Laser structures were grown by molecular beam epitaxy on n+
-GaAs (001) substrate and are similar to the structure described in [6
]. The structure consisted of an n
-doped bottom Al0.35
As layer with a thickness of 1.5 μm, a waveguide undoped GaAs layer with a thickness of 480 nm containing ten layers of In(Ga)As QD, a p
-doped upper Al0.35
As layer with a thickness of 1.5 μm, and a p+
-doped contact GaAs layer. QD ensembles were grown ten times by InAs 2.3 monolayer deposition with GaAs barrier layers with a thickness of 6 nm between QD layers. Thus, layers of self-organized In(Ga)As QDs were built into the central part of the undoped GaAs matrix. The refractive index of the upper and lower Al0.35
As layers differed from that of the central layer, which confined light within the central part of the undoped SLQD-containing region. The vertical alignment of QDs was observed by transmission electron microscopy (see Figure ) [6
Transmission electron micrographs of the cross section of the sample. The sample has ten InAs QD layers and iswith a GaAs spacer layer 6.0-nm thick between them.
Two sectional lasers were fabricated from SLQD structures. Standard lithography techniques were used to make a 5-Âµm strip forming a single-mode waveguide. The cavity length was 3.5 mm, the absorber length was 10% of the cavity length, and the sections were electrically isolated by the gap in the contact. This laser design is in fact standard and is described in various publications [2
] but differs from them in that the active layer is SLQD, formed by ten QD layers and thin barrier layers between them. The devices were mounted on a copper heat sink; all measurements were performed at room temperature.
Absorption measurements were provided as described in [8
] using this device. The experimental setup is shown on Figure . A sample with two equal sections was used. The emission in waveguide was excited by the current injection in one of the sections; the pumping current is far below the threshold current. On the first stage (Figure ), the emission spectrum (I0
) from the closest section to the monochromator section (the right setion on Figure ) is measured, nothing is applied to the other section. Thus, the spectrum of source light is obtained. Next, the closest section is reverse-biased, and the other section is pumped with the same current as the right section in the first stage (Figure ). In this waveguided setup, radiation from the left section penetrates into the right section almost without loss, then experiences partial absorption by SLQDs in the right section, and reaches measuring setup through low-reflectance facet. Hence, the emission spectra of passed light through the absorption section (I0
) is obtained.

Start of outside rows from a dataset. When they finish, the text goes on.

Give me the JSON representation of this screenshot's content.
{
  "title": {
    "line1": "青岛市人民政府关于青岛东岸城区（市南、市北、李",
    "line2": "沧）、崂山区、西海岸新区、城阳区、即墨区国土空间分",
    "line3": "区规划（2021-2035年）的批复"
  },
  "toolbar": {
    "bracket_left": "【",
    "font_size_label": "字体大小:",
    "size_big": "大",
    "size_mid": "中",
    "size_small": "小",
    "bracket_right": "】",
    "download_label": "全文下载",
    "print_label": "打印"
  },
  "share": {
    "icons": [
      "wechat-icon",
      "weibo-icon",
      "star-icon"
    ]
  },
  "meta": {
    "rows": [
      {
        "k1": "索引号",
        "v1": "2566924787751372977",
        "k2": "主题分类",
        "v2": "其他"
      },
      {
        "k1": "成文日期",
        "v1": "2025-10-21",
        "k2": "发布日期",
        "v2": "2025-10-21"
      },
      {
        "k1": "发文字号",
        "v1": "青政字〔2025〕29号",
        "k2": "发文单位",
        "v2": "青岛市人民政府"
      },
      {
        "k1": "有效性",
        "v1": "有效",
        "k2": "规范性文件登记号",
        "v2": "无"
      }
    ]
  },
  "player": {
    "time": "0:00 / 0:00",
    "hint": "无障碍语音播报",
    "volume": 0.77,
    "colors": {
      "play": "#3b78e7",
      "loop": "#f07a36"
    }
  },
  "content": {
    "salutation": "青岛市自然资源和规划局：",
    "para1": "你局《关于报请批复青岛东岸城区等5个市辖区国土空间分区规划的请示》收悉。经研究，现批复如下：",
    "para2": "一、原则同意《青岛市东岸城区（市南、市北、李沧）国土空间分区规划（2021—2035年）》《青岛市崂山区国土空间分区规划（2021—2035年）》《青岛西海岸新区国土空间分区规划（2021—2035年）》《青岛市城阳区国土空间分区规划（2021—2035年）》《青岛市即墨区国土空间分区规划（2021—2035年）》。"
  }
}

Since both sections have the same length and the optical scheme of the experimental setup was not changed, one can assume that the intensity of the emission reaching the absorber section on the second stage is approximately equal to the intensity measured on the first stage. This allows the derivation of the SLQD absorption spectra in absolute values.
Figure 2 Schematic of a double-section laser design and the experimental setup for SLQD absorption measurements. (a) Schematic of a double-section laser design with amplifying and absorbing sections, used to measure the electroluminescence, and absorption spectra (more ...)
PML investigation was under pulsed current injection (pulse duration 1 μs) and direct current (DC) reverse bias. An autocorrelation setup based on a Michelson interferometer was used for pulse duration measurements, controlled by an oscilloscope with a 50-GHz bandwidth, an electrical spectrum analyzer with a 22-GHz bandwidth, and a 20-GHz photodetector. The devices were mounted to copper heat sink; all measurements were done at room temperature.